sive use of ardent spirits, supervene. In very large doses the primary excitement is scarcely apparent, but the pulse seems to be at once dimi. nished, drowsiness and stupor immediately come on, and are followed by delirium, sighing, deep and stertorous bieathing, cold sweats, convul. sions, apoplexy, and death. The appearances on dissection are those which indicate the previous existence of violent inflammation of the stomach and bowels; but notwithstanding the symptoms of apoplexy which an overdose, when it proves fatal, occasions, no particular appear. ance of an inflammatory state or fulness of the brain is perceived.-London Encyclopædia, p. 461.

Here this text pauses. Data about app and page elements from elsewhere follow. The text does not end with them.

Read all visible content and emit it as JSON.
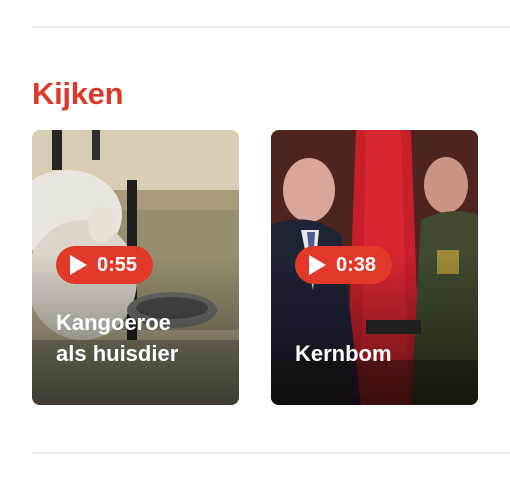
{
  "section": {
    "title": "Kijken",
    "accent_color": "#d93a2b"
  },
  "videos": [
    {
      "duration": "0:55",
      "title_line1": "Kangoeroe",
      "title_line2": "als huisdier",
      "icon": "play-icon"
    },
    {
      "duration": "0:38",
      "title_line1": "Kernbom",
      "icon": "play-icon"
    }
  ]
}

" Opium retains, at all times, its power of exciting the imagination, provided sufficient doses are taken. But when it has been continued so long as to bring disease upon the constitution, the pleasurable feelings wear away, and are succeeded by others of a very different kind. Iustead of disposing the mind to be happy, it now acts upon it like the spell of a demon, and calls up phantoms of horror and disgust. T'he fancy is still as powerful as ever, but it is turned in another direction, Formerly it clothed all objects with the light of heaven; now it invests them with the attributes of hell. Goblins, spectres, and every kind of distempered vision, haunt the mind, peopling it with dreary and revolting imagery. The sleep is no longer cheered with its former sights of happiness. Frightful dreams usurp their place, till, at last, the person becomes the victim of an almost perpetual misery. Nor is this confined to the mind alone, for the body suffers in an equal degree. Einaciation, loss of appe. tite, sickness, vomiting, and a total disorganization of the digestive functions, as well as of the mental powers, are sure to ensue, and never fail to lerminate in death, if the evil habit which brings them on is con. tinued.-Macnish's Anatomy of Drunkenness, p. 51."
The foregoing extracts refer to the habit of eating opium, which is the mode of taking it adopted in Turkey and some other countries. In China the general practice is that of smoking it, after certain preparations, through a pipe. But the effects are much the same.
The following statement is by a native of China, in a memorial addressed to the Emperor :
When any one is lung habituated to inhaling opium, it becomes necessary to resort to it at regular intervals, and the habit of using it, being inveterate, is destructive of time, injurious to property, and yet dear to one even as life. Of those who use it to great excess the brealh becomes feeble, the body wasted, the face sallow, and the teeth black: the individuals themselves clearly see the evil effects of it, yet cannot refrain from it.
“It will be found on examination, that the smokers of opium are idle, lazy vagrants, having no useful purpose before them.
And though there are smokers to be found who have overstepped the threshold of age, yet they do nol atlain to the long life of other men."
We must now refer to a curious and striking illustration of the VOL. 11. (1839). NO. II.